▶ **Input records**

• • • •

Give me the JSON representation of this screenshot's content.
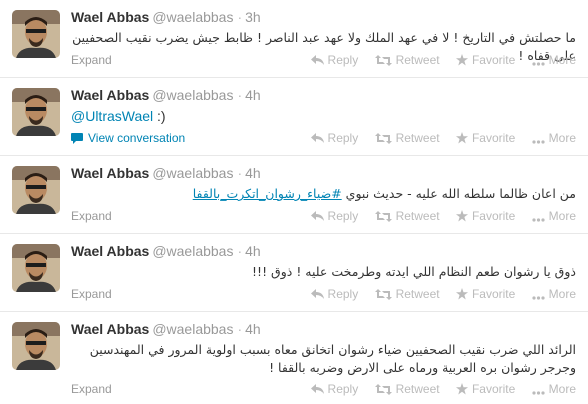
{
  "tweets": [
    {
      "name": "Wael Abbas",
      "handle": "@waelabbas",
      "separator": "·",
      "time": "3h",
      "text": "ما حصلتش في التاريخ ! لا في عهد الملك ولا عهد عبد الناصر ! ظابط جيش يضرب نقيب الصحفيين على قفاه !",
      "footer": "Expand"
    },
    {
      "name": "Wael Abbas",
      "handle": "@waelabbas",
      "separator": "·",
      "time": "4h",
      "mention": "@UltrasWael",
      "text_after": " :)",
      "footer": "View conversation"
    },
    {
      "name": "Wael Abbas",
      "handle": "@waelabbas",
      "separator": "·",
      "time": "4h",
      "text_before": "من اعان ظالما سلطه الله عليه - حديث نبوي ",
      "hashtag": "#ضياء_رشوان_اتكرت_بالقفا",
      "footer": "Expand"
    },
    {
      "name": "Wael Abbas",
      "handle": "@waelabbas",
      "separator": "·",
      "time": "4h",
      "text": "ذوق يا رشوان طعم النظام اللي ايدته وطرمخت عليه ! ذوق !!!",
      "footer": "Expand"
    },
    {
      "name": "Wael Abbas",
      "handle": "@waelabbas",
      "separator": "·",
      "time": "4h",
      "text": "الرائد اللي ضرب نقيب الصحفيين ضياء رشوان اتخانق معاه بسبب اولوية المرور في المهندسين وجرجر رشوان بره العربية ورماه على الارض وضربه بالقفا !",
      "footer": "Expand"
    }
  ],
  "actions": {
    "reply": "Reply",
    "retweet": "Retweet",
    "favorite": "Favorite",
    "more": "More"
  },
  "icons": {
    "reply": "reply-arrow-icon",
    "retweet": "retweet-icon",
    "favorite": "star-icon",
    "more": "ellipsis-icon",
    "conversation": "speech-bubble-icon"
  },
  "colors": {
    "link": "#0084b4",
    "muted": "#999999",
    "action": "#bbbbbb"
  }
}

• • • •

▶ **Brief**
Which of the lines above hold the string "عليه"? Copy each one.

▶ **Solved problem**
      "text_before": "من اعان ظالما سلطه الله عليه - حديث نبوي ",
      "text": "ذوق يا رشوان طعم النظام اللي ايدته وطرمخت عليه ! ذوق !!!",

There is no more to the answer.